[[ Dataset records open ]]
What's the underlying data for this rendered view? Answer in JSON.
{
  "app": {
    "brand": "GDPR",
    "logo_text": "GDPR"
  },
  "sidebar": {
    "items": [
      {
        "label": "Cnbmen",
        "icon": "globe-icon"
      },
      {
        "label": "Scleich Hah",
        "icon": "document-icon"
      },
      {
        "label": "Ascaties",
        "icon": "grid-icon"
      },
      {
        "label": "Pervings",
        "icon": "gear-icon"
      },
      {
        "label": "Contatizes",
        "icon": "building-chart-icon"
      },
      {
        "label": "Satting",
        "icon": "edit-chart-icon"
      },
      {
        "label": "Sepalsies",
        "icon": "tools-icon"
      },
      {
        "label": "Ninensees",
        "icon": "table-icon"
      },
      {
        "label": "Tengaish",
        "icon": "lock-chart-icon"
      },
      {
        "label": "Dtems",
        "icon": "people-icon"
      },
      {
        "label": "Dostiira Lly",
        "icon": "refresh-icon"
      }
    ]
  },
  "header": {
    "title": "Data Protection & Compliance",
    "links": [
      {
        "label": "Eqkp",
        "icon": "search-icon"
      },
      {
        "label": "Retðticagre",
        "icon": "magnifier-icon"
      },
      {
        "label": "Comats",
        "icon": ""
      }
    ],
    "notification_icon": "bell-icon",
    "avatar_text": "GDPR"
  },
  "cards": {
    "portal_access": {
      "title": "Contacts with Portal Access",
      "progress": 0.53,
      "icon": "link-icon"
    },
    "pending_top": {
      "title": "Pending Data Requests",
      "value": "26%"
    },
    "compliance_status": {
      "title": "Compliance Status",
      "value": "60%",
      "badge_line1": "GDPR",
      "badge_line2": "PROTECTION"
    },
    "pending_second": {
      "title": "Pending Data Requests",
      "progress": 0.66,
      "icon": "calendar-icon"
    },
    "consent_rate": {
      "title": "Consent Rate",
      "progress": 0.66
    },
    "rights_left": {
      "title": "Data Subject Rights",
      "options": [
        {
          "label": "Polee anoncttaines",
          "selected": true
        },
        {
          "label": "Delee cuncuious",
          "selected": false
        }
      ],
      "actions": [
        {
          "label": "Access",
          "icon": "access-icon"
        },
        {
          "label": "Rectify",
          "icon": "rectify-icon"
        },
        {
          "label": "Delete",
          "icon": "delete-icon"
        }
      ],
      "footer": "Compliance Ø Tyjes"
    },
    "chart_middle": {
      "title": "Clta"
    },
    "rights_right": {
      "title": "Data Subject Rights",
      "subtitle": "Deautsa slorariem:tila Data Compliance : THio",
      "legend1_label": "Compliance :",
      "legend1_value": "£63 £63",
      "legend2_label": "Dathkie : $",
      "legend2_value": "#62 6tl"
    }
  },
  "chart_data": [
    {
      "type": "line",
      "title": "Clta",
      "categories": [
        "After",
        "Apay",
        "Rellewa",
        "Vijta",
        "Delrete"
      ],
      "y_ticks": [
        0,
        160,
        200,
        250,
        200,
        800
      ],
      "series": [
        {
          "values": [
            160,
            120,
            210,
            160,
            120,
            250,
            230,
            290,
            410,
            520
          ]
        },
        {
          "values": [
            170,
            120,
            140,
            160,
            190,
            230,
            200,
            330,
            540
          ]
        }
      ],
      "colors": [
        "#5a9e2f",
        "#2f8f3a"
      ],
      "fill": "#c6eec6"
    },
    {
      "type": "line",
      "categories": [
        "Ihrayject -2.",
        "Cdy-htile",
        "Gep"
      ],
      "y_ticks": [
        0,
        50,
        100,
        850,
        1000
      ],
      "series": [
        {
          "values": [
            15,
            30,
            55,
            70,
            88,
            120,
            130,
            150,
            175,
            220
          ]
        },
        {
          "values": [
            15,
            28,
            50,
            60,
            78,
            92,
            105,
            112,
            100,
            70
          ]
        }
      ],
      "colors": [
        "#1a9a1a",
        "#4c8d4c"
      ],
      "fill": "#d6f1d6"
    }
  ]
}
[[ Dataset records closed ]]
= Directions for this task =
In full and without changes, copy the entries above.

= Task solution =
What's the underlying data for this rendered view? Answer in JSON.
{
  "app": {
    "brand": "GDPR",
    "logo_text": "GDPR"
  },
  "sidebar": {
    "items": [
      {
        "label": "Cnbmen",
        "icon": "globe-icon"
      },
      {
        "label": "Scleich Hah",
        "icon": "document-icon"
      },
      {
        "label": "Ascaties",
        "icon": "grid-icon"
      },
      {
        "label": "Pervings",
        "icon": "gear-icon"
      },
      {
        "label": "Contatizes",
        "icon": "building-chart-icon"
      },
      {
        "label": "Satting",
        "icon": "edit-chart-icon"
      },
      {
        "label": "Sepalsies",
        "icon": "tools-icon"
      },
      {
        "label": "Ninensees",
        "icon": "table-icon"
      },
      {
        "label": "Tengaish",
        "icon": "lock-chart-icon"
      },
      {
        "label": "Dtems",
        "icon": "people-icon"
      },
      {
        "label": "Dostiira Lly",
        "icon": "refresh-icon"
      }
    ]
  },
  "header": {
    "title": "Data Protection & Compliance",
    "links": [
      {
        "label": "Eqkp",
        "icon": "search-icon"
      },
      {
        "label": "Retðticagre",
        "icon": "magnifier-icon"
      },
      {
        "label": "Comats",
        "icon": ""
      }
    ],
    "notification_icon": "bell-icon",
    "avatar_text": "GDPR"
  },
  "cards": {
    "portal_access": {
      "title": "Contacts with Portal Access",
      "progress": 0.53,
      "icon": "link-icon"
    },
    "pending_top": {
      "title": "Pending Data Requests",
      "value": "26%"
    },
    "compliance_status": {
      "title": "Compliance Status",
      "value": "60%",
      "badge_line1": "GDPR",
      "badge_line2": "PROTECTION"
    },
    "pending_second": {
      "title": "Pending Data Requests",
      "progress": 0.66,
      "icon": "calendar-icon"
    },
    "consent_rate": {
      "title": "Consent Rate",
      "progress": 0.66
    },
    "rights_left": {
      "title": "Data Subject Rights",
      "options": [
        {
          "label": "Polee anoncttaines",
          "selected": true
        },
        {
          "label": "Delee cuncuious",
          "selected": false
        }
      ],
      "actions": [
        {
          "label": "Access",
          "icon": "access-icon"
        },
        {
          "label": "Rectify",
          "icon": "rectify-icon"
        },
        {
          "label": "Delete",
          "icon": "delete-icon"
        }
      ],
      "footer": "Compliance Ø Tyjes"
    },
    "chart_middle": {
      "title": "Clta"
    },
    "rights_right": {
      "title": "Data Subject Rights",
      "subtitle": "Deautsa slorariem:tila Data Compliance : THio",
      "legend1_label": "Compliance :",
      "legend1_value": "£63 £63",
      "legend2_label": "Dathkie : $",
      "legend2_value": "#62 6tl"
    }
  },
  "chart_data": [
    {
      "type": "line",
      "title": "Clta",
      "categories": [
        "After",
        "Apay",
        "Rellewa",
        "Vijta",
        "Delrete"
      ],
      "y_ticks": [
        0,
        160,
        200,
        250,
        200,
        800
      ],
      "series": [
        {
          "values": [
            160,
            120,
            210,
            160,
            120,
            250,
            230,
            290,
            410,
            520
          ]
        },
        {
          "values": [
            170,
            120,
            140,
            160,
            190,
            230,
            200,
            330,
            540
          ]
        }
      ],
      "colors": [
        "#5a9e2f",
        "#2f8f3a"
      ],
      "fill": "#c6eec6"
    },
    {
      "type": "line",
      "categories": [
        "Ihrayject -2.",
        "Cdy-htile",
        "Gep"
      ],
      "y_ticks": [
        0,
        50,
        100,
        850,
        1000
      ],
      "series": [
        {
          "values": [
            15,
            30,
            55,
            70,
            88,
            120,
            130,
            150,
            175,
            220
          ]
        },
        {
          "values": [
            15,
            28,
            50,
            60,
            78,
            92,
            105,
            112,
            100,
            70
          ]
        }
      ],
      "colors": [
        "#1a9a1a",
        "#4c8d4c"
      ],
      "fill": "#d6f1d6"
    }
  ]
}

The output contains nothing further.